PERTHSHIRE, Scotland -- Perched up on the hills of Perthshire and originally owned by the Caledonian Railway Company, Gleneagles is a great deal more than three superb golf courses.
Since its doors first swung open in the middle of the Roaring '20s, the imposing and impressive five-star hotel has entertained royalty, film stars, numerous sportsmen and women, loads of celebrities and plenty of the rather well-heeled.
Standing serenely at the top end of that famous drive amidst perfectly manicured lawns, neatly trimmed hedges and colourful flower beds, it exudes quality and evokes an era when the rich and famous visited with the sole purpose of enjoying themselves. And even though times have changed and fashions have moved on, the same single-minded determination to have fun is still at the heart of the Gleneagles experience.
Incidentally, although the occasional young eagle that's been evicted from the nest does, from time to time, put in a fleeting appearance overhead, the name Gleneagles derives not from soaring great birds but from the Gaelic "eaglais" meaning church.
Possibly to make up for any avian disappointment, there is an extremely impressive falconry at Gleneagles that houses dozens of magnificent raptors. There are regular sessions where you can learn how to handle the birds and, for those who fancy it, there's the chance to accompany Harris hawks as they go in pursuit of game birds and rabbits.
As well as hunting, not unsurprisingly, there's shooting and fishing as well on the 850-acre estate, not forgetting horse riding, carriage driving, show jumping, archery, gundog handling, off-road driving, croquet, cycling, walking, swimming, tennis and wildlife photography.
Off course at Gleneagles
For the less energetic, there's an award-winning spa, hair salon, nail bar and a range of shops, including one that only sells whisky.

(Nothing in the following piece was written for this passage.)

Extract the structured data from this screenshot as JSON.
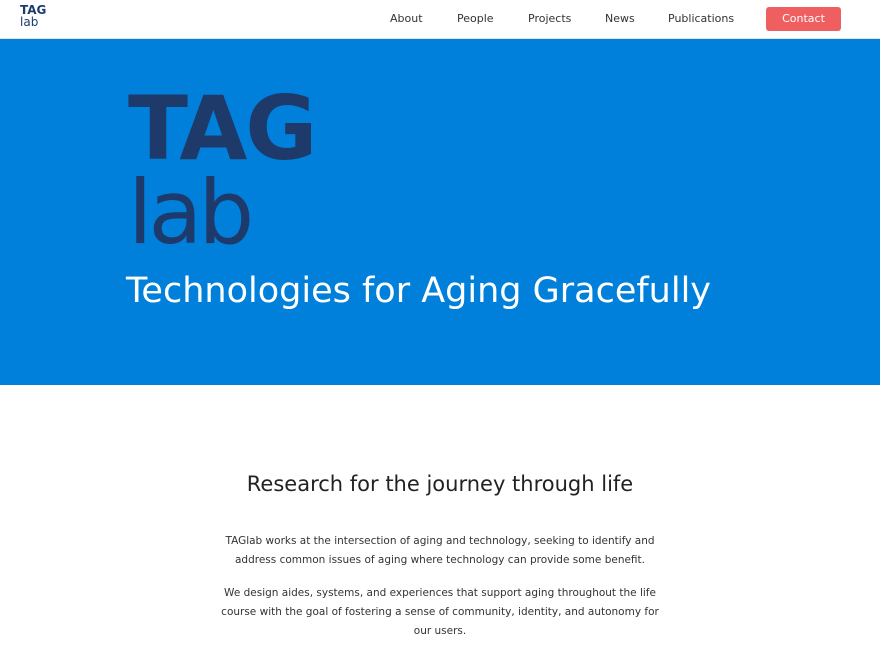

There are several dining options, including a rare restaurant that boasts two Michelin stars and the popular Dormy Clubhouse.
Inspired by the jazz age glamour of the 1920s, The Bar is the social heart of the hotel. By day, it's great for coffee and shortbread or an informal lunch. In the evening, the lights go down, the music plays softly and extensive but informal research is carried out into the 120 single malt whiskies on offer.
Is this where the Ryder Cup-winning team will congregate on the evening of Sunday, Sept. 28, 2014 to celebrate its success?